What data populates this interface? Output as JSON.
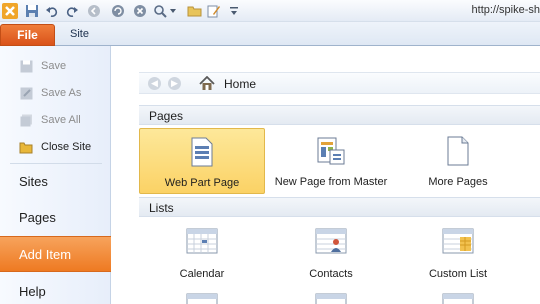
{
  "quick_access": {
    "url": "http://spike-sh",
    "icons": [
      "app-logo-icon",
      "save-icon",
      "undo-icon",
      "redo-icon",
      "back-icon",
      "refresh-icon",
      "stop-icon",
      "preview-icon",
      "dropdown-icon",
      "folder-open-icon",
      "edit-icon",
      "customize-icon"
    ]
  },
  "ribbon": {
    "file_tab": "File",
    "site_tab": "Site"
  },
  "nav": {
    "commands": [
      {
        "label": "Save",
        "icon": "save-icon",
        "enabled": false
      },
      {
        "label": "Save As",
        "icon": "save-as-icon",
        "enabled": false
      },
      {
        "label": "Save All",
        "icon": "save-all-icon",
        "enabled": false
      },
      {
        "label": "Close Site",
        "icon": "close-site-folder-icon",
        "enabled": true
      }
    ],
    "tabs": [
      {
        "label": "Sites",
        "active": false
      },
      {
        "label": "Pages",
        "active": false
      },
      {
        "label": "Add Item",
        "active": true
      },
      {
        "label": "Help",
        "active": false
      }
    ]
  },
  "main": {
    "breadcrumb": {
      "home_label": "Home"
    },
    "pages_section": "Pages",
    "pages": [
      {
        "label": "Web Part Page",
        "icon": "web-part-page-icon",
        "selected": true
      },
      {
        "label": "New Page from Master",
        "icon": "new-page-from-master-icon",
        "selected": false
      },
      {
        "label": "More Pages",
        "icon": "more-pages-icon",
        "selected": false
      }
    ],
    "lists_section": "Lists",
    "lists": [
      {
        "label": "Calendar",
        "icon": "calendar-list-icon"
      },
      {
        "label": "Contacts",
        "icon": "contacts-list-icon"
      },
      {
        "label": "Custom List",
        "icon": "custom-list-icon"
      }
    ]
  },
  "colors": {
    "file_tab": "#e0621e",
    "active_nav": "#ee7d27",
    "selected_tile": "#fbd265",
    "ribbon_bg": "#dfe8f4"
  }
}
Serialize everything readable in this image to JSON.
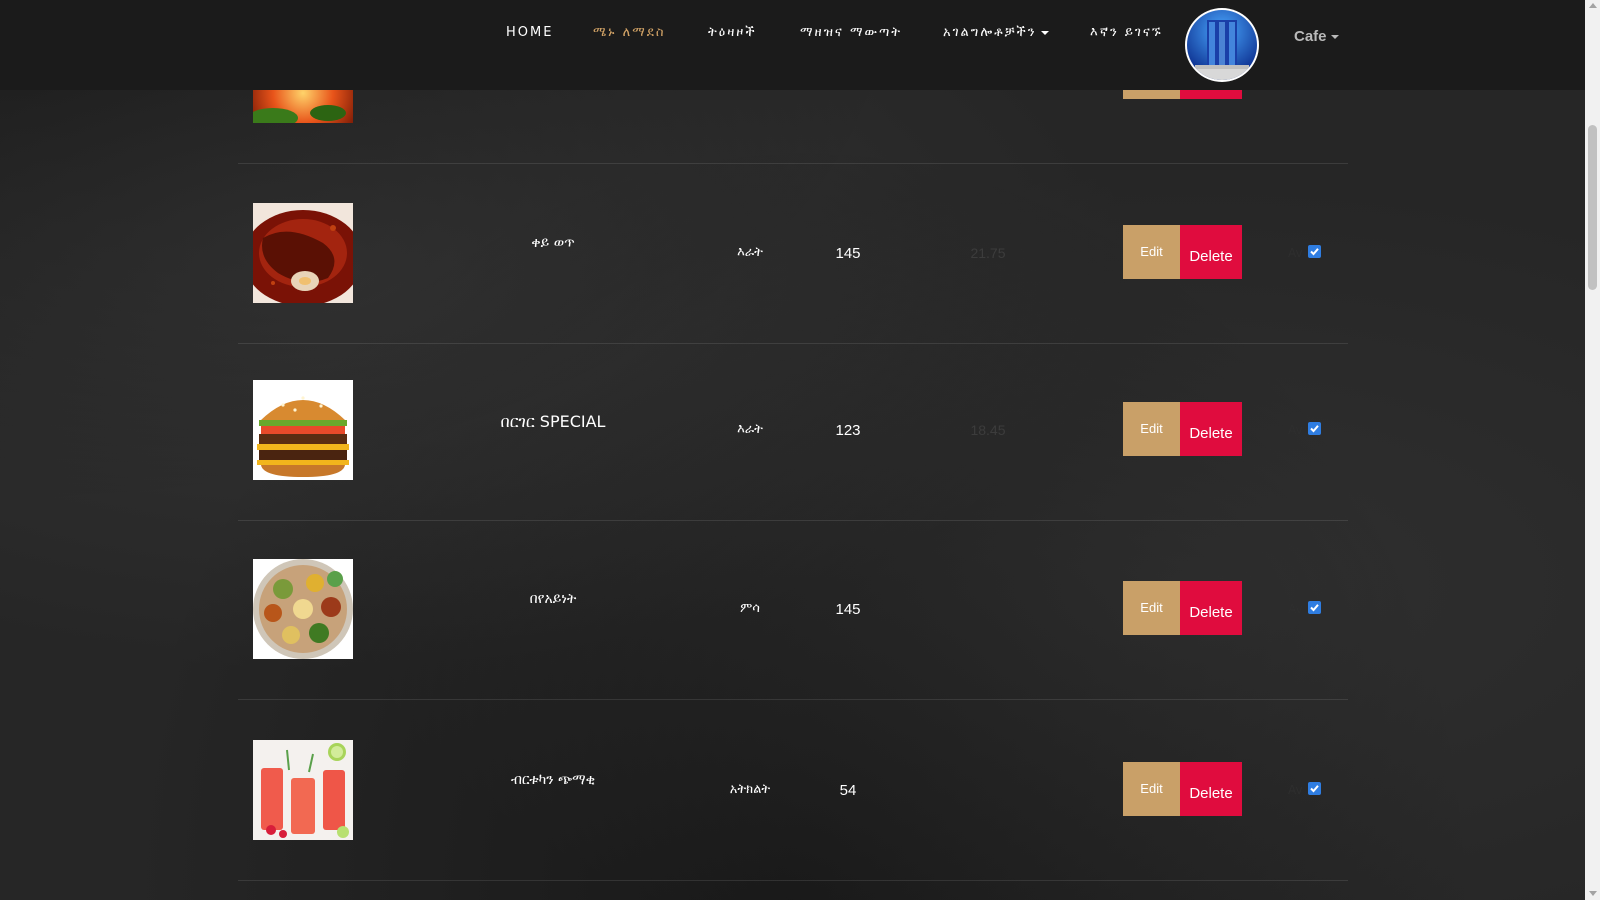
{
  "nav": {
    "items": [
      {
        "label": "HOME",
        "active": false
      },
      {
        "label": "ሜኑ ለማደስ",
        "active": true
      },
      {
        "label": "ትዕዛዞች",
        "active": false
      },
      {
        "label": "ማዘዝና ማውጣት",
        "active": false
      },
      {
        "label": "አገልግሎቶቻችን",
        "active": false,
        "dropdown": true
      },
      {
        "label": "እኛን ይገናኙ",
        "active": false
      }
    ],
    "brand": "Cafe",
    "accent_color": "#d2a366"
  },
  "menu": {
    "rows": [
      {
        "image": "food-photo-partial",
        "name": "",
        "category": "",
        "price": "",
        "discount": "",
        "edit": "Edit",
        "delete": "Delete",
        "available_label": "",
        "available": true
      },
      {
        "image": "stew-photo",
        "name": "ቀይ ወጥ",
        "category": "እራት",
        "price": "145",
        "discount": "21.75",
        "edit": "Edit",
        "delete": "Delete",
        "available_label": "Av",
        "available": true
      },
      {
        "image": "burger-photo",
        "name": "በርገር SPECIAL",
        "category": "እራት",
        "price": "123",
        "discount": "18.45",
        "edit": "Edit",
        "delete": "Delete",
        "available_label": "Av",
        "available": true
      },
      {
        "image": "platter-photo",
        "name": "በየአይነት",
        "category": "ምሳ",
        "price": "145",
        "discount": "",
        "edit": "Edit",
        "delete": "Delete",
        "available_label": "Av",
        "available": true
      },
      {
        "image": "juice-photo",
        "name": "ብርቱካን ጭማቂ",
        "category": "አትክልት",
        "price": "54",
        "discount": "",
        "edit": "Edit",
        "delete": "Delete",
        "available_label": "Av",
        "available": true
      }
    ]
  },
  "colors": {
    "edit_button": "#c9a068",
    "delete_button": "#e00c3e",
    "checkbox": "#2f7de1"
  }
}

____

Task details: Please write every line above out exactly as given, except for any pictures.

Expected output:
What data populates this interface? Output as JSON.
{
  "quick_access": {
    "url": "http://spike-sh",
    "icons": [
      "app-logo-icon",
      "save-icon",
      "undo-icon",
      "redo-icon",
      "back-icon",
      "refresh-icon",
      "stop-icon",
      "preview-icon",
      "dropdown-icon",
      "folder-open-icon",
      "edit-icon",
      "customize-icon"
    ]
  },
  "ribbon": {
    "file_tab": "File",
    "site_tab": "Site"
  },
  "nav": {
    "commands": [
      {
        "label": "Save",
        "icon": "save-icon",
        "enabled": false
      },
      {
        "label": "Save As",
        "icon": "save-as-icon",
        "enabled": false
      },
      {
        "label": "Save All",
        "icon": "save-all-icon",
        "enabled": false
      },
      {
        "label": "Close Site",
        "icon": "close-site-folder-icon",
        "enabled": true
      }
    ],
    "tabs": [
      {
        "label": "Sites",
        "active": false
      },
      {
        "label": "Pages",
        "active": false
      },
      {
        "label": "Add Item",
        "active": true
      },
      {
        "label": "Help",
        "active": false
      }
    ]
  },
  "main": {
    "breadcrumb": {
      "home_label": "Home"
    },
    "pages_section": "Pages",
    "pages": [
      {
        "label": "Web Part Page",
        "icon": "web-part-page-icon",
        "selected": true
      },
      {
        "label": "New Page from Master",
        "icon": "new-page-from-master-icon",
        "selected": false
      },
      {
        "label": "More Pages",
        "icon": "more-pages-icon",
        "selected": false
      }
    ],
    "lists_section": "Lists",
    "lists": [
      {
        "label": "Calendar",
        "icon": "calendar-list-icon"
      },
      {
        "label": "Contacts",
        "icon": "contacts-list-icon"
      },
      {
        "label": "Custom List",
        "icon": "custom-list-icon"
      }
    ]
  },
  "colors": {
    "file_tab": "#e0621e",
    "active_nav": "#ee7d27",
    "selected_tile": "#fbd265",
    "ribbon_bg": "#dfe8f4"
  }
}
Serialize everything readable in this image to JSON.
{
  "nav": {
    "items": [
      {
        "label": "HOME",
        "active": false
      },
      {
        "label": "ሜኑ ለማደስ",
        "active": true
      },
      {
        "label": "ትዕዛዞች",
        "active": false
      },
      {
        "label": "ማዘዝና ማውጣት",
        "active": false
      },
      {
        "label": "አገልግሎቶቻችን",
        "active": false,
        "dropdown": true
      },
      {
        "label": "እኛን ይገናኙ",
        "active": false
      }
    ],
    "brand": "Cafe",
    "accent_color": "#d2a366"
  },
  "menu": {
    "rows": [
      {
        "image": "food-photo-partial",
        "name": "",
        "category": "",
        "price": "",
        "discount": "",
        "edit": "Edit",
        "delete": "Delete",
        "available_label": "",
        "available": true
      },
      {
        "image": "stew-photo",
        "name": "ቀይ ወጥ",
        "category": "እራት",
        "price": "145",
        "discount": "21.75",
        "edit": "Edit",
        "delete": "Delete",
        "available_label": "Av",
        "available": true
      },
      {
        "image": "burger-photo",
        "name": "በርገር SPECIAL",
        "category": "እራት",
        "price": "123",
        "discount": "18.45",
        "edit": "Edit",
        "delete": "Delete",
        "available_label": "Av",
        "available": true
      },
      {
        "image": "platter-photo",
        "name": "በየአይነት",
        "category": "ምሳ",
        "price": "145",
        "discount": "",
        "edit": "Edit",
        "delete": "Delete",
        "available_label": "Av",
        "available": true
      },
      {
        "image": "juice-photo",
        "name": "ብርቱካን ጭማቂ",
        "category": "አትክልት",
        "price": "54",
        "discount": "",
        "edit": "Edit",
        "delete": "Delete",
        "available_label": "Av",
        "available": true
      }
    ]
  },
  "colors": {
    "edit_button": "#c9a068",
    "delete_button": "#e00c3e",
    "checkbox": "#2f7de1"
  }
}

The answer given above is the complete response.